So for the next couple of months, I'm playing catch up and trying to read (or at least flip through) as many of the winners and honorees as I can. Some of them I find I really like a lot and see why they were chosen, but then many others I look at and and I'm completely underwhelmed and baffled why it was chosen. I often wonder what am I missing here? Am I out of touch? Or am I just more focused on what kids would like while the committees are more interested in prioritizing diversity, promoting alternate formats (free verse, graphic novels, wordless books, etc.), and leaning more towards what appeals to adults??

This is often particularly true of the Caldecott winners and honor books. I rarely like them! I can sometimes appreciate the artwork and the story and find it appealing to adults, but usually I can't imagine them appealing to a child. I haven't even seen the winner (Radiant Child) because my system doesn't even own it because it was felt it wouldn't circulate (and I'm sure it won't after all the librarians and teachers have seen it). They All Saw A Cat was okay, but seemed like a good idea that could have been executed much better. I found the text dull and awkward, and the artwork sloppy. 

Du Is Tak? was cute at first, but went on too long, and I feel like this kind of thing has been done before.

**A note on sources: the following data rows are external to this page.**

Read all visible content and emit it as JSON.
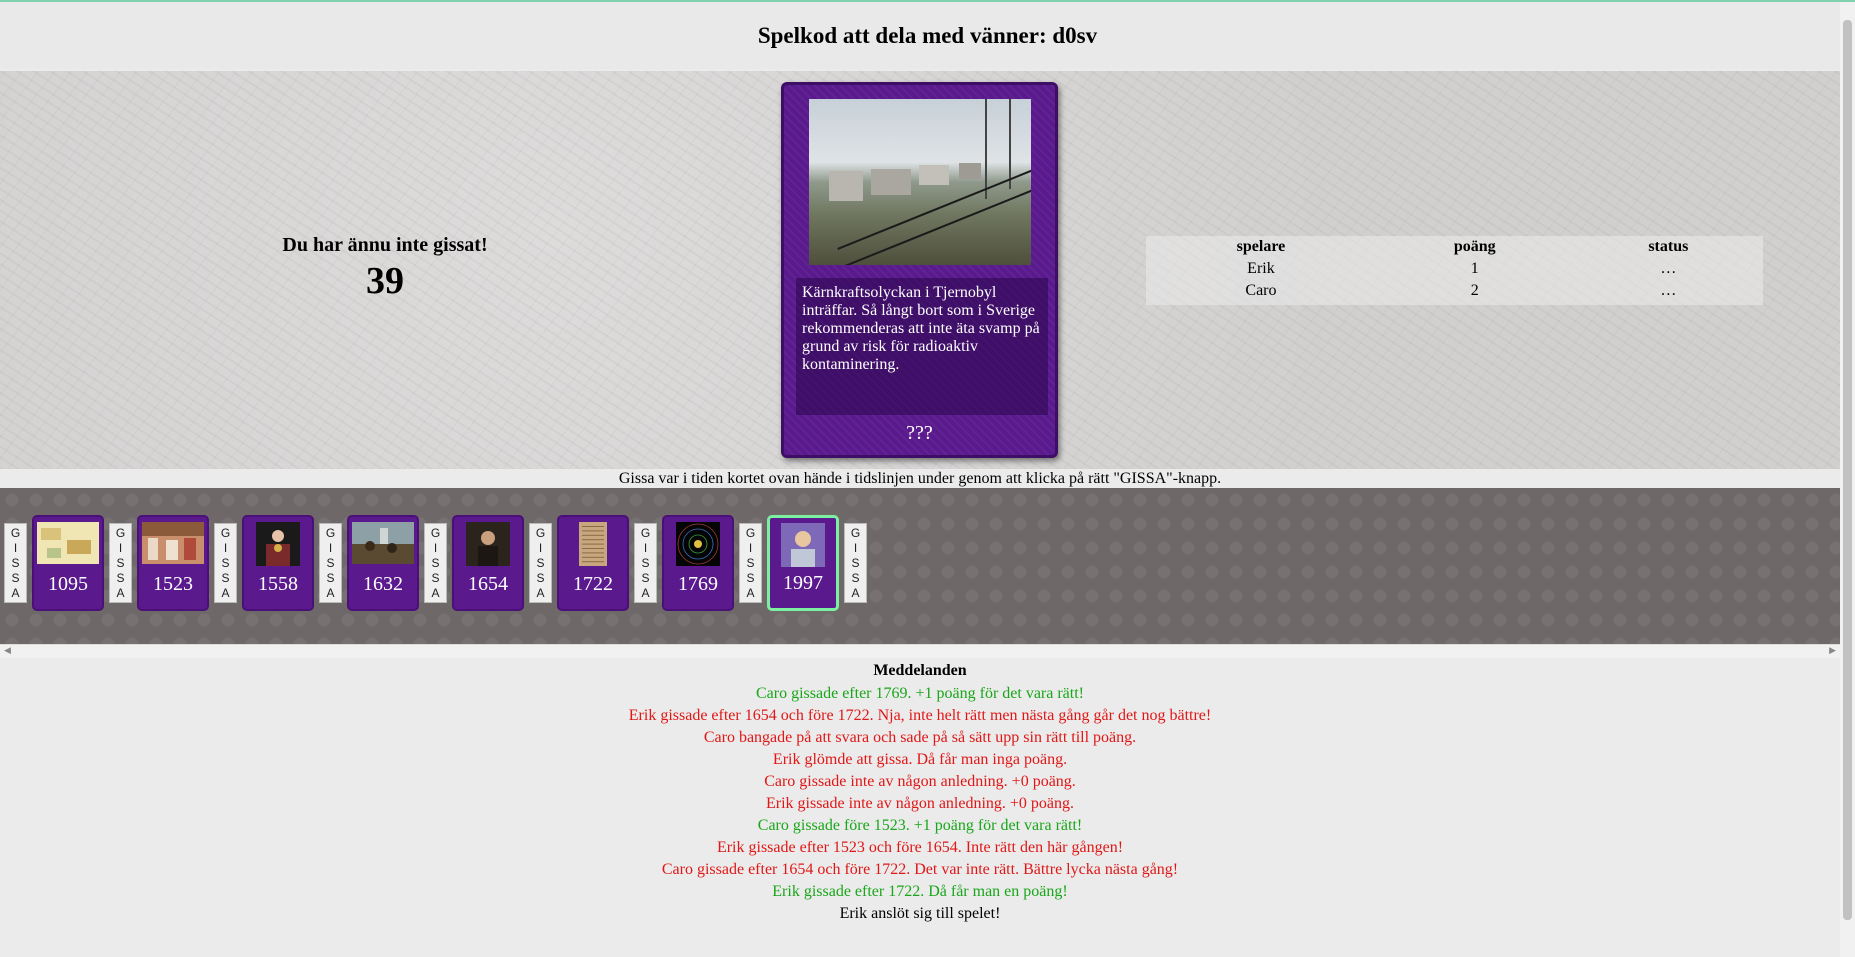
{
  "header": {
    "title": "Spelkod att dela med vänner: d0sv"
  },
  "guess_status": {
    "message": "Du har ännu inte gissat!",
    "countdown": "39"
  },
  "current_card": {
    "description": "Kärnkraftsolyckan i Tjernobyl inträffar. Så långt bort som i Sverige rekommenderas att inte äta svamp på grund av risk för radioaktiv kontaminering.",
    "year": "???"
  },
  "scoreboard": {
    "headers": [
      "spelare",
      "poäng",
      "status"
    ],
    "rows": [
      {
        "player": "Erik",
        "points": "1",
        "status": "…"
      },
      {
        "player": "Caro",
        "points": "2",
        "status": "…"
      }
    ]
  },
  "instruction": "Gissa var i tiden kortet ovan hände i tidslinjen under genom att klicka på rätt \"GISSA\"-knapp.",
  "guess_button_letters": [
    "G",
    "I",
    "S",
    "S",
    "A"
  ],
  "timeline": [
    {
      "year": "1095",
      "thumb": "map"
    },
    {
      "year": "1523",
      "thumb": "painting-crowd"
    },
    {
      "year": "1558",
      "thumb": "portrait-queen"
    },
    {
      "year": "1632",
      "thumb": "battle-painting"
    },
    {
      "year": "1654",
      "thumb": "portrait-man"
    },
    {
      "year": "1722",
      "thumb": "document"
    },
    {
      "year": "1769",
      "thumb": "solar-system"
    },
    {
      "year": "1997",
      "thumb": "portrait-woman",
      "current": true
    }
  ],
  "messages": {
    "title": "Meddelanden",
    "items": [
      {
        "text": "Caro gissade efter 1769. +1 poäng för det vara rätt!",
        "color": "green"
      },
      {
        "text": "Erik gissade efter 1654 och före 1722. Nja, inte helt rätt men nästa gång går det nog bättre!",
        "color": "red"
      },
      {
        "text": "Caro bangade på att svara och sade på så sätt upp sin rätt till poäng.",
        "color": "red"
      },
      {
        "text": "Erik glömde att gissa. Då får man inga poäng.",
        "color": "red"
      },
      {
        "text": "Caro gissade inte av någon anledning. +0 poäng.",
        "color": "red"
      },
      {
        "text": "Erik gissade inte av någon anledning. +0 poäng.",
        "color": "red"
      },
      {
        "text": "Caro gissade före 1523. +1 poäng för det vara rätt!",
        "color": "green"
      },
      {
        "text": "Erik gissade efter 1523 och före 1654. Inte rätt den här gången!",
        "color": "red"
      },
      {
        "text": "Caro gissade efter 1654 och före 1722. Det var inte rätt. Bättre lycka nästa gång!",
        "color": "red"
      },
      {
        "text": "Erik gissade efter 1722. Då får man en poäng!",
        "color": "green"
      },
      {
        "text": "Erik anslöt sig till spelet!",
        "color": "black"
      }
    ]
  },
  "colors": {
    "card": "#5a1a8e",
    "highlight": "#7cf0a0",
    "positive": "#19a619",
    "negative": "#e01717"
  }
}
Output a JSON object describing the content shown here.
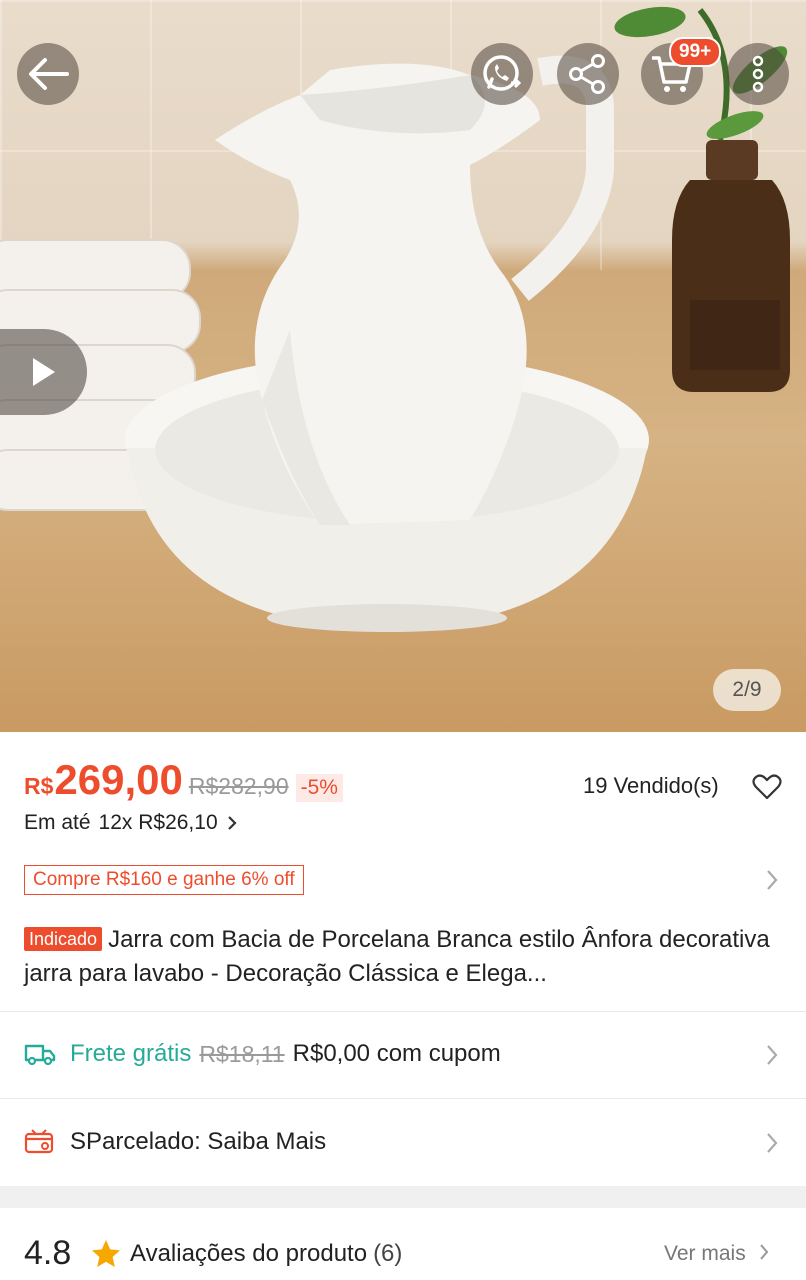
{
  "header": {
    "cart_badge": "99+"
  },
  "gallery": {
    "counter": "2/9"
  },
  "price": {
    "currency": "R$",
    "current": "269,00",
    "original": "R$282,90",
    "discount": "-5%",
    "sold": "19 Vendido(s)",
    "installment_prefix": "Em até",
    "installment_value": "12x R$26,10"
  },
  "promo": {
    "label": "Compre R$160 e ganhe 6% off"
  },
  "product": {
    "tag": "Indicado",
    "title": "Jarra com Bacia de Porcelana Branca estilo Ânfora decorativa jarra para lavabo - Decoração Clássica e Elega..."
  },
  "shipping": {
    "free_label": "Frete grátis",
    "old_fee": "R$18,11",
    "new_fee": "R$0,00 com cupom"
  },
  "sparcelado": {
    "label": "SParcelado: Saiba Mais"
  },
  "ratings": {
    "score": "4.8",
    "label": "Avaliações do produto",
    "count": "(6)",
    "see_more": "Ver mais"
  },
  "colors": {
    "accent": "#ee4d2d",
    "shipping_green": "#26aa99",
    "star": "#f6a700"
  }
}
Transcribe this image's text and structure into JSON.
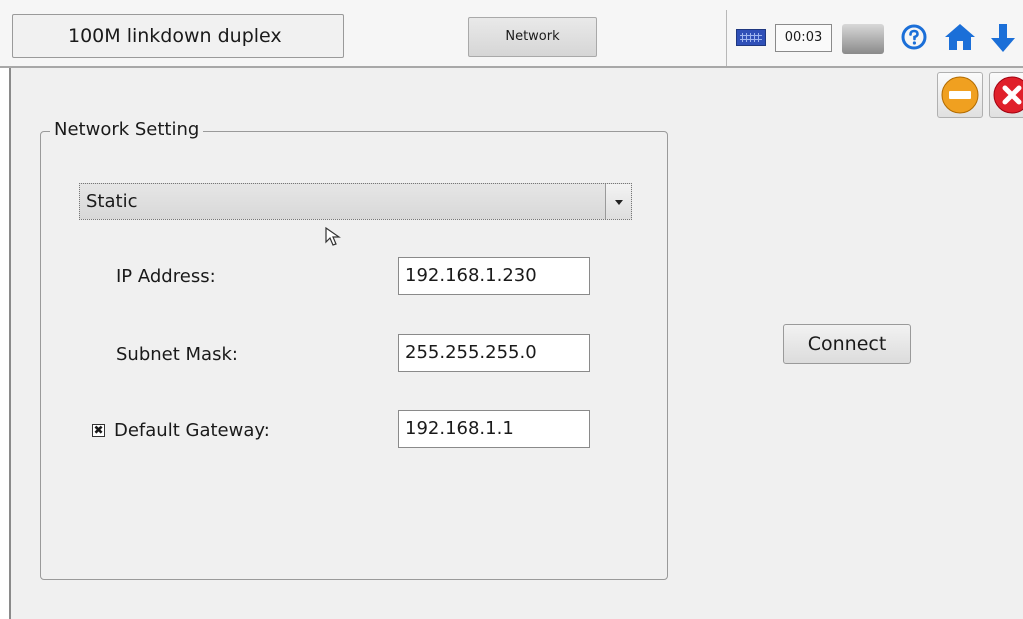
{
  "header": {
    "status_text": "100M linkdown duplex",
    "network_tab_label": "Network",
    "timer": "00:03",
    "icons": [
      "keyboard-icon",
      "battery-icon",
      "help-icon",
      "home-icon",
      "arrow-down-icon"
    ]
  },
  "window_controls": {
    "minimize_icon": "minus-circle-icon",
    "close_icon": "close-circle-icon"
  },
  "network_setting": {
    "title": "Network Setting",
    "mode": "Static",
    "ip_label": "IP Address:",
    "ip_value": "192.168.1.230",
    "subnet_label": "Subnet Mask:",
    "subnet_value": "255.255.255.0",
    "gateway_label": "Default Gateway:",
    "gateway_checked_mark": "✖",
    "gateway_value": "192.168.1.1"
  },
  "actions": {
    "connect_label": "Connect"
  },
  "colors": {
    "accent_blue": "#1b6fd8",
    "minimize_orange": "#f0a020",
    "close_red": "#e0202a"
  }
}
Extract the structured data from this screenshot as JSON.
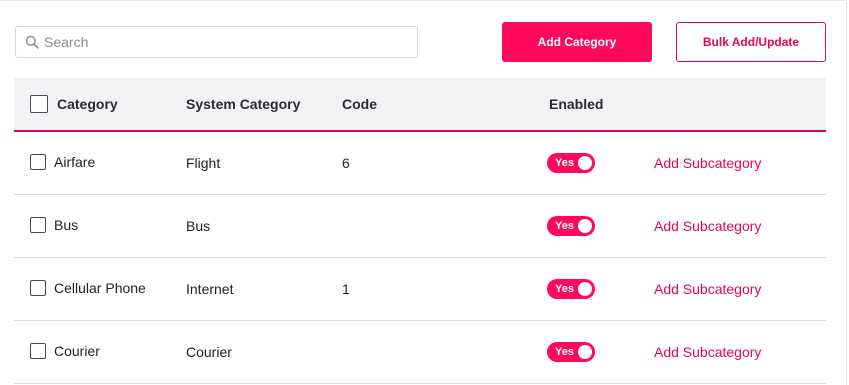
{
  "search": {
    "placeholder": "Search",
    "value": ""
  },
  "toolbar": {
    "add_category_label": "Add Category",
    "bulk_label": "Bulk Add/Update"
  },
  "table": {
    "headers": {
      "category": "Category",
      "system_category": "System Category",
      "code": "Code",
      "enabled": "Enabled"
    },
    "rows": [
      {
        "category": "Airfare",
        "system_category": "Flight",
        "code": "6",
        "enabled": "Yes",
        "action": "Add Subcategory"
      },
      {
        "category": "Bus",
        "system_category": "Bus",
        "code": "",
        "enabled": "Yes",
        "action": "Add Subcategory"
      },
      {
        "category": "Cellular Phone",
        "system_category": "Internet",
        "code": "1",
        "enabled": "Yes",
        "action": "Add Subcategory"
      },
      {
        "category": "Courier",
        "system_category": "Courier",
        "code": "",
        "enabled": "Yes",
        "action": "Add Subcategory"
      }
    ]
  },
  "colors": {
    "accent": "#ff0a5a",
    "link": "#e8064f",
    "header_bg": "#f3f3f5"
  }
}
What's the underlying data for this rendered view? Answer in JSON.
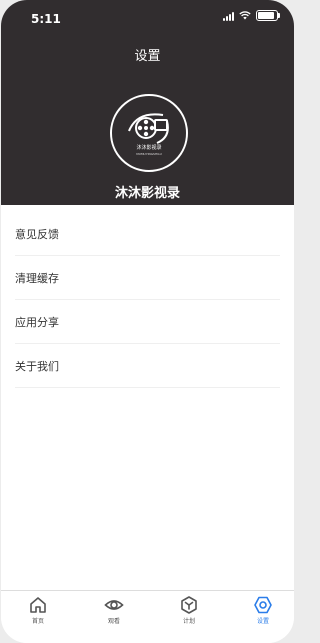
{
  "status_bar": {
    "time": "5:11",
    "battery_level": 0.9
  },
  "header": {
    "title": "设置",
    "app_name": "沐沐影视录",
    "logo_text": "沐沐影视录",
    "logo_subtext": "MUMUYINGSHILU"
  },
  "menu": {
    "items": [
      {
        "label": "意见反馈"
      },
      {
        "label": "清理缓存"
      },
      {
        "label": "应用分享"
      },
      {
        "label": "关于我们"
      }
    ]
  },
  "tabbar": {
    "tabs": [
      {
        "label": "首页",
        "icon": "home-icon"
      },
      {
        "label": "观看",
        "icon": "eye-icon"
      },
      {
        "label": "计划",
        "icon": "plan-icon"
      },
      {
        "label": "设置",
        "icon": "settings-icon",
        "active": true
      }
    ],
    "active_color": "#2b7de9"
  },
  "colors": {
    "header_bg": "#312d2f",
    "accent": "#2b7de9"
  }
}
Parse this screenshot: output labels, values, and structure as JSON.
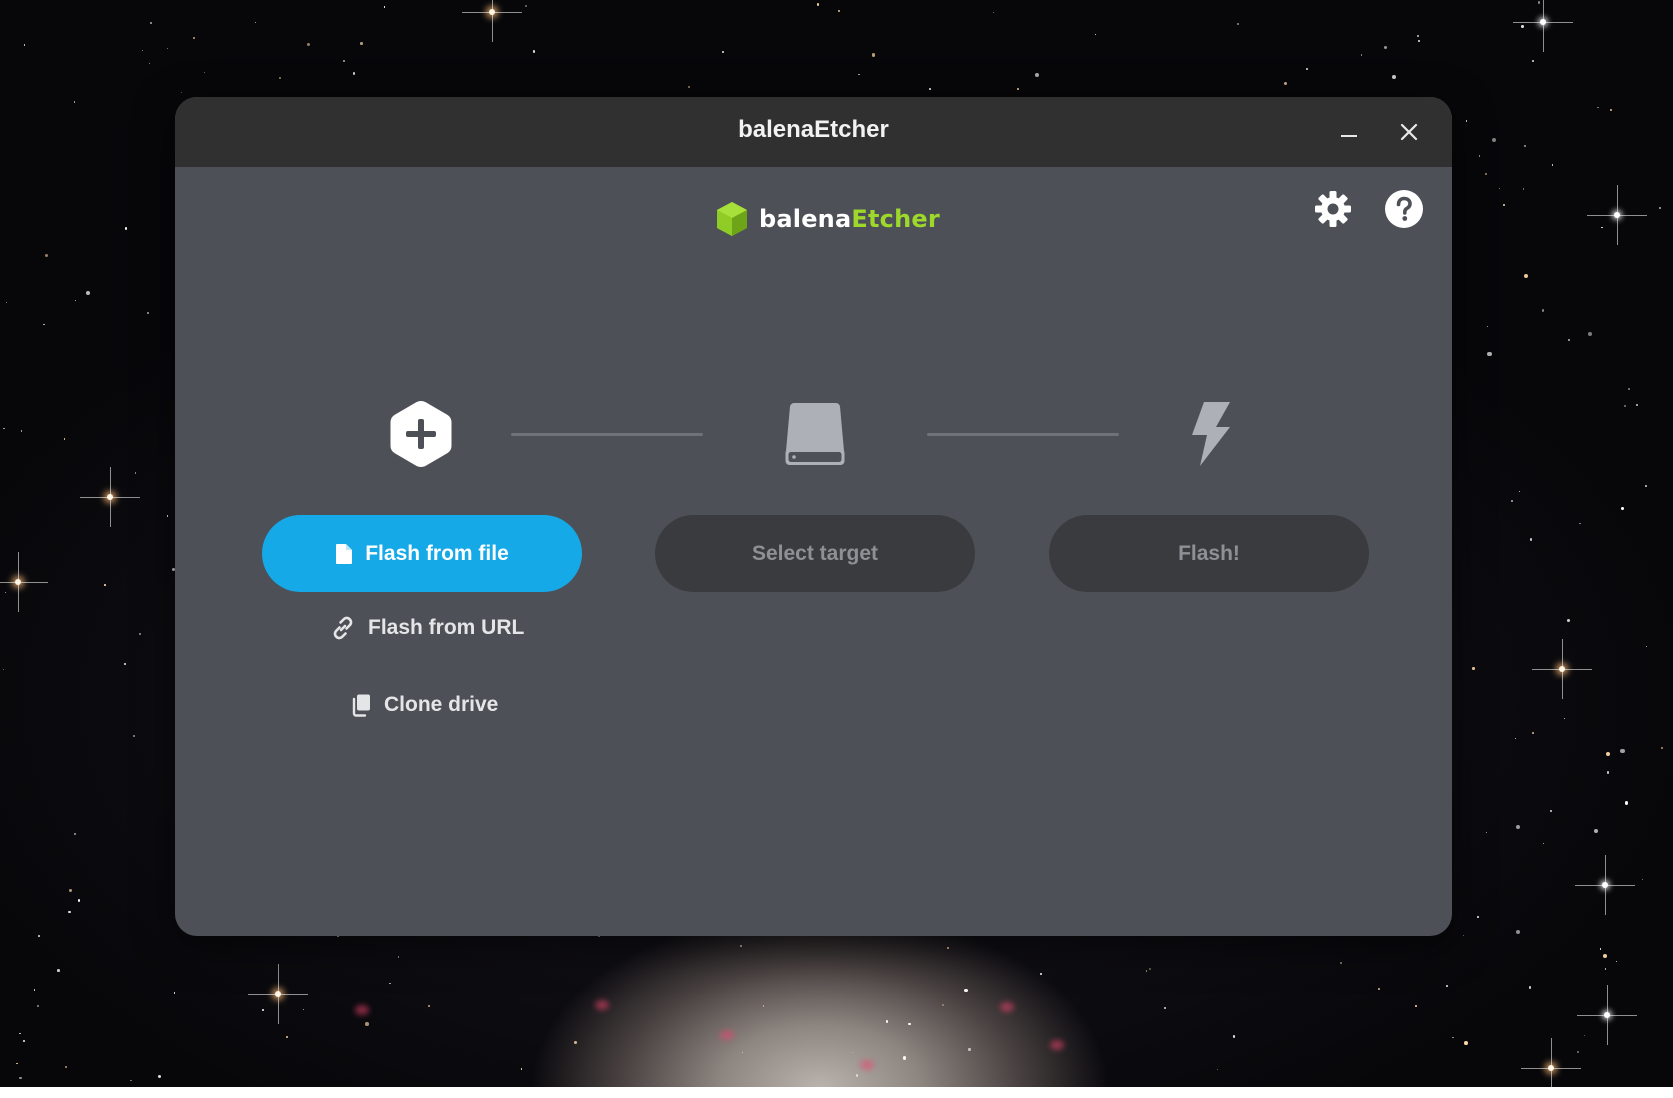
{
  "window": {
    "title": "balenaEtcher",
    "controls": [
      "minimize-icon",
      "close-icon"
    ]
  },
  "header": {
    "brand_part1": "balena",
    "brand_part2": "Etcher",
    "brand_color": "#9dd82a",
    "icons": [
      "gear-icon",
      "help-icon"
    ]
  },
  "steps": {
    "icons": [
      "plus-hexagon-icon",
      "drive-icon",
      "lightning-icon"
    ],
    "flash_from_file": "Flash from file",
    "select_target": "Select target",
    "flash": "Flash!",
    "flash_from_url": "Flash from URL",
    "clone_drive": "Clone drive"
  },
  "colors": {
    "accent": "#15a9e8",
    "window_bg": "#4d5057",
    "titlebar_bg": "#303030",
    "disabled_button_bg": "#3a3b3f",
    "disabled_text": "#8e9096"
  }
}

Plus the illustrations were very small. I wouldn't use either of these in storytime. Freedom In Congo Square is one I don't know would particularly appeal to kids, though something a teacher might select. I know storytime use certainly isn't the only purpose for picture books, but it does tend to be the metric I'm interested in, and I don't think I've ever been excited to use a recent Caldecott book in storytime. I am also very disappointed that Ida Always was not at least an honoree!

I tend to fare a bit better with the Newbery's, though sometimes I still think they are just ok, and nothing special. I did like all of last year's honorees, and though fantasy and magical realism aren't my thing, I did find The Girl Who Drank The Moon to be a very well-written and beautifully told story and I enjoyed it quite a bit, and think it will appeal to some kids, but not others. 

I haven't had a chance to read the honor books yet except for Freedom Over Me (also a Coretta Scott King honor book), which I thought was ok, but I'd rather know real stories of slaves, rather than fictitious ones, and I wasn't impressed with the artwork. As Brave As You (Coretta Scott King honor book & Schneider winner) was pretty good, reminded me a bit of Gone Crazy In Alabama.

I was pleased to see Girl Mans Up as a finalist for the Morris award for first-time teen lit authors, though disappointed it wasn't in the finalists for the Stonewall award for LGTBQ literature. I did think the Stonewall winner for YA LGBTQ literature, If I Was Your Girl was also a very good book. It was a very well-told story, and while it might be a little unrealistic in a couple of points (which the author addresses in the endnotes) I think it sends a needed positive and hopeful message to transgender teens, though I think it's a good story for anyone to read. I was, however, a bit surprised that the Hammer of Thor was the middle-grade winner. 

The Printz winners and honorees are almost always too bizarre or depressing for me, but I was pleasantly surprised to see The Sun Is Also A Star as a Printz honoree and King/Steptoe Newcomer Award winner, as I enjoyed that one quite a bit. I love how it tied up all the loose ends and had an ending that gave closure, yet was still open-ended. I hate loose ends and unfinished storylines! 

Well, that's it for what I've had a chance to read so far. I've included links to my reviews of any books mentioned that I've reviewed, and you can also go the the SLJ article to get the complete list, with covers and links to SLJ reviews for most of them.

So how did you fare with this year's winners? Were you left feeling vindicated and confident in your librarian skills, inspired to read some great books you had missed, or left feeling like you're a bit off the bubble and struggling to catch up like me?